INFORMATION SHOWN -
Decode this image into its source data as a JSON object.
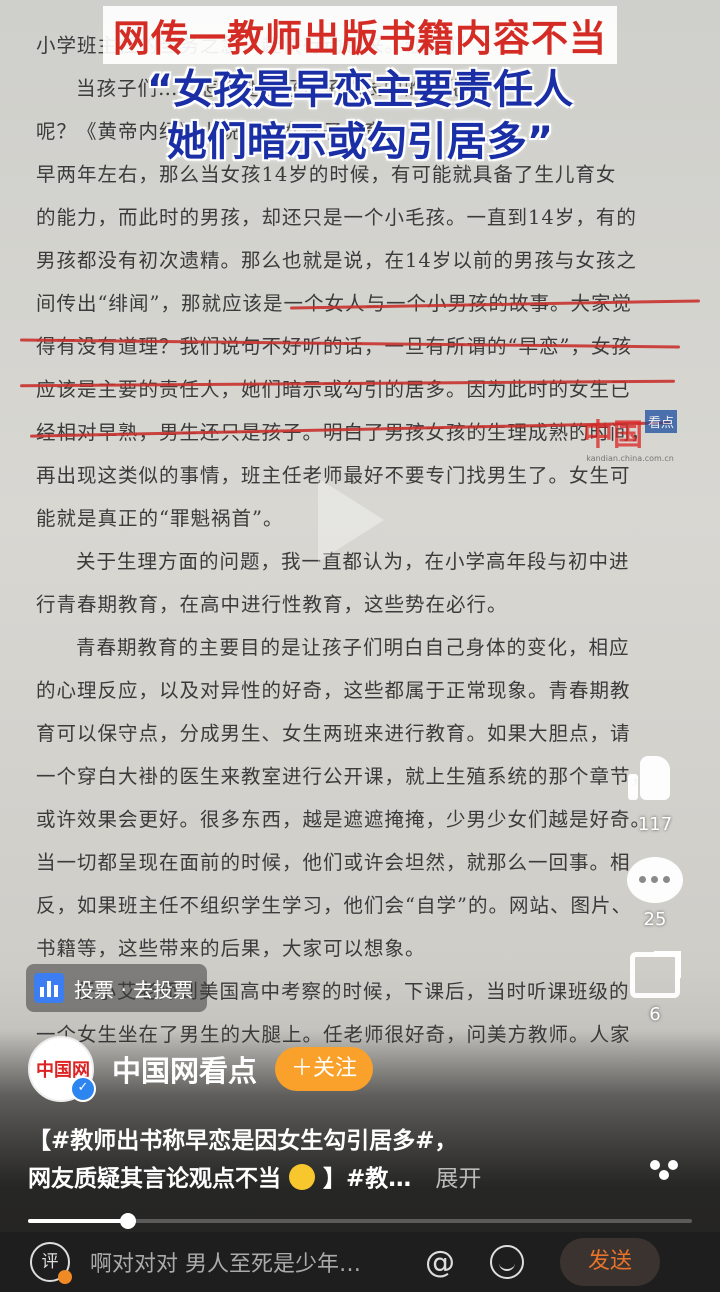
{
  "headline": {
    "line1": "网传一教师出版书籍内容不当",
    "line2": "“女孩是早恋主要责任人",
    "line3": "她们暗示或勾引居多”"
  },
  "book_text": [
    {
      "indent": false,
      "text": "小学班主任的当务之急，赶快行动起来。让我们"
    },
    {
      "indent": true,
      "text": "当孩子们……怎样处理好孩子成长中的变化"
    },
    {
      "indent": false,
      "text": "呢？《黄帝内经》上说……女孩子发育"
    },
    {
      "indent": false,
      "text": "早两年左右，那么当女孩14岁的时候，有可能就具备了生儿育女"
    },
    {
      "indent": false,
      "text": "的能力，而此时的男孩，却还只是一个小毛孩。一直到14岁，有的"
    },
    {
      "indent": false,
      "text": "男孩都没有初次遗精。那么也就是说，在14岁以前的男孩与女孩之"
    },
    {
      "indent": false,
      "text": "间传出“绯闻”，那就应该是一个女人与一个小男孩的故事。大家觉"
    },
    {
      "indent": false,
      "text": "得有没有道理？我们说句不好听的话，一旦有所谓的“早恋”，女孩"
    },
    {
      "indent": false,
      "text": "应该是主要的责任人，她们暗示或勾引的居多。因为此时的女生已"
    },
    {
      "indent": false,
      "text": "经相对早熟，男生还只是孩子。明白了男孩女孩的生理成熟的时间，"
    },
    {
      "indent": false,
      "text": "再出现这类似的事情，班主任老师最好不要专门找男生了。女生可"
    },
    {
      "indent": false,
      "text": "能就是真正的“罪魁祸首”。"
    },
    {
      "indent": true,
      "text": "关于生理方面的问题，我一直都认为，在小学高年段与初中进"
    },
    {
      "indent": false,
      "text": "行青春期教育，在高中进行性教育，这些势在必行。"
    },
    {
      "indent": true,
      "text": "青春期教育的主要目的是让孩子们明白自己身体的变化，相应"
    },
    {
      "indent": false,
      "text": "的心理反应，以及对异性的好奇，这些都属于正常现象。青春期教"
    },
    {
      "indent": false,
      "text": "育可以保守点，分成男生、女生两班来进行教育。如果大胆点，请"
    },
    {
      "indent": false,
      "text": "一个穿白大褂的医生来教室进行公开课，就上生殖系统的那个章节，"
    },
    {
      "indent": false,
      "text": "或许效果会更好。很多东西，越是遮遮掩掩，少男少女们越是好奇。"
    },
    {
      "indent": false,
      "text": "当一切都呈现在面前的时候，他们或许会坦然，就那么一回事。相"
    },
    {
      "indent": false,
      "text": "反，如果班主任不组织学生学习，他们会“自学”的。网站、图片、"
    },
    {
      "indent": false,
      "text": "书籍等，这些带来的后果，大家可以想象。"
    },
    {
      "indent": true,
      "text": "任小艾老师到美国高中考察的时候，下课后，当时听课班级的"
    },
    {
      "indent": false,
      "text": "一个女生坐在了男生的大腿上。任老师很好奇，问美方教师。人家"
    }
  ],
  "watermark": {
    "main": "中国",
    "side": "看点",
    "url": "kandian.china.com.cn"
  },
  "side_rail": {
    "like_count": "117",
    "comment_count": "25",
    "share_count": "6"
  },
  "vote_badge": {
    "label": "投票 · 去投票"
  },
  "author": {
    "avatar_text": "中国网",
    "name": "中国网看点",
    "follow_label": "＋关注"
  },
  "caption": {
    "line1": "【#教师出书称早恋是因女生勾引居多#，",
    "line2": "网友质疑其言论观点不当",
    "line2_tail": "】#教…",
    "expand": "展开"
  },
  "progress": {
    "fraction": 0.15
  },
  "input_bar": {
    "comment_icon_label": "评",
    "placeholder": "啊对对对 男人至死是少年…",
    "at_symbol": "@",
    "send_label": "发送"
  },
  "colors": {
    "headline_red": "#d42c24",
    "headline_blue": "#1a2fa5",
    "follow_orange": "#f9a12a",
    "send_orange": "#e8732a",
    "underline_red": "#c8322d"
  }
}
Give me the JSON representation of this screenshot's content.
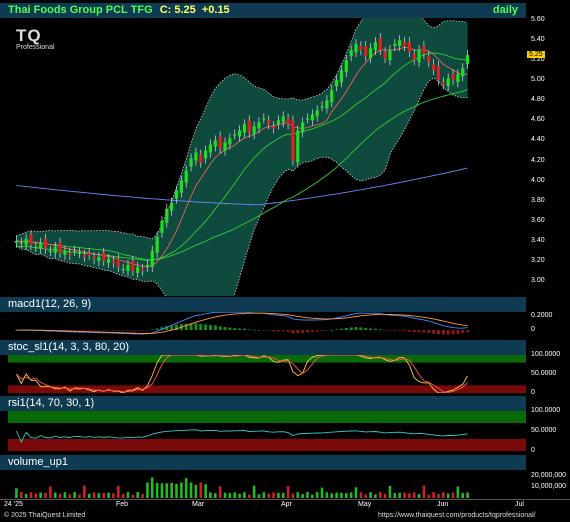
{
  "header": {
    "title": "Thai Foods Group PCL TFG",
    "close_label": "C:",
    "close_value": "5.25",
    "change": "+0.15",
    "interval": "daily",
    "logo_text": "TQ",
    "logo_sub": "Professional",
    "last_price_tag": "5.25"
  },
  "panes": {
    "macd": "macd1(12, 26, 9)",
    "stoc": "stoc_sl1(14, 3, 3, 80, 20)",
    "rsi": "rsi1(14, 70, 30, 1)",
    "volume": "volume_up1"
  },
  "x_axis": {
    "labels": [
      "24 '25",
      "Feb",
      "Mar",
      "Apr",
      "May",
      "Jun",
      "Jul"
    ]
  },
  "footer": {
    "copyright": "© 2025 ThaiQuest Limited",
    "url": "https://www.thaiquest.com/products/tqprofessional/"
  },
  "colors": {
    "up_candle": "#22dd22",
    "down_candle": "#dd2222",
    "band_fill": "#0f4a3e",
    "title_bar": "#0e3a52",
    "overbought_zone": "#0a6a0a",
    "oversold_zone": "#7a0a0a"
  },
  "chart_data": [
    {
      "type": "candlestick",
      "title": "Thai Foods Group PCL TFG",
      "y_ticks": [
        "5.60",
        "5.40",
        "5.20",
        "5.00",
        "4.80",
        "4.60",
        "4.40",
        "4.20",
        "4.00",
        "3.80",
        "3.60",
        "3.40",
        "3.20",
        "3.00"
      ],
      "ylim": [
        2.85,
        5.62
      ],
      "x_ticks": [
        "24 '25",
        "Feb",
        "Mar",
        "Apr",
        "May",
        "Jun",
        "Jul"
      ],
      "close": [
        3.4,
        3.38,
        3.42,
        3.36,
        3.34,
        3.38,
        3.32,
        3.3,
        3.34,
        3.28,
        3.3,
        3.26,
        3.3,
        3.28,
        3.24,
        3.26,
        3.22,
        3.24,
        3.2,
        3.22,
        3.18,
        3.14,
        3.12,
        3.16,
        3.1,
        3.14,
        3.1,
        3.16,
        3.3,
        3.44,
        3.6,
        3.72,
        3.78,
        3.9,
        4.0,
        4.1,
        4.22,
        4.28,
        4.18,
        4.3,
        4.36,
        4.4,
        4.32,
        4.38,
        4.42,
        4.46,
        4.5,
        4.56,
        4.48,
        4.54,
        4.58,
        4.62,
        4.56,
        4.52,
        4.6,
        4.64,
        4.56,
        4.2,
        4.5,
        4.58,
        4.62,
        4.66,
        4.7,
        4.74,
        4.8,
        4.9,
        5.0,
        5.1,
        5.2,
        5.3,
        5.36,
        5.3,
        5.24,
        5.32,
        5.38,
        5.3,
        5.22,
        5.3,
        5.36,
        5.4,
        5.34,
        5.28,
        5.2,
        5.3,
        5.26,
        5.18,
        5.1,
        5.0,
        4.96,
        5.02,
        5.0,
        5.06,
        5.12,
        5.25
      ],
      "series": [
        {
          "name": "",
          "color": "#6688ff"
        },
        {
          "name": "",
          "color": "#33cc33"
        },
        {
          "name": "",
          "color": "#33cc33"
        },
        {
          "name": "",
          "color": "#ff6666"
        }
      ]
    },
    {
      "type": "line",
      "title": "macd1(12, 26, 9)",
      "y_ticks": [
        "0.2000",
        "0"
      ],
      "ylim": [
        -0.1,
        0.26
      ]
    },
    {
      "type": "line",
      "title": "stoc_sl1(14, 3, 3, 80, 20)",
      "y_ticks": [
        "100.0000",
        "50.0000",
        "0"
      ],
      "ylim": [
        0,
        100
      ]
    },
    {
      "type": "line",
      "title": "rsi1(14, 70, 30, 1)",
      "y_ticks": [
        "100.0000",
        "50.0000",
        "0"
      ],
      "ylim": [
        0,
        100
      ]
    },
    {
      "type": "bar",
      "title": "volume_up1",
      "y_ticks": [
        "20,000,000",
        "10,000,000"
      ],
      "ylim": [
        0,
        26000000
      ]
    }
  ]
}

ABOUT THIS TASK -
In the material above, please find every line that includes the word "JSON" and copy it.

REPLY -
Decode this image into its source data as a JSON object.
Give me the JSON representation of this screenshot's content.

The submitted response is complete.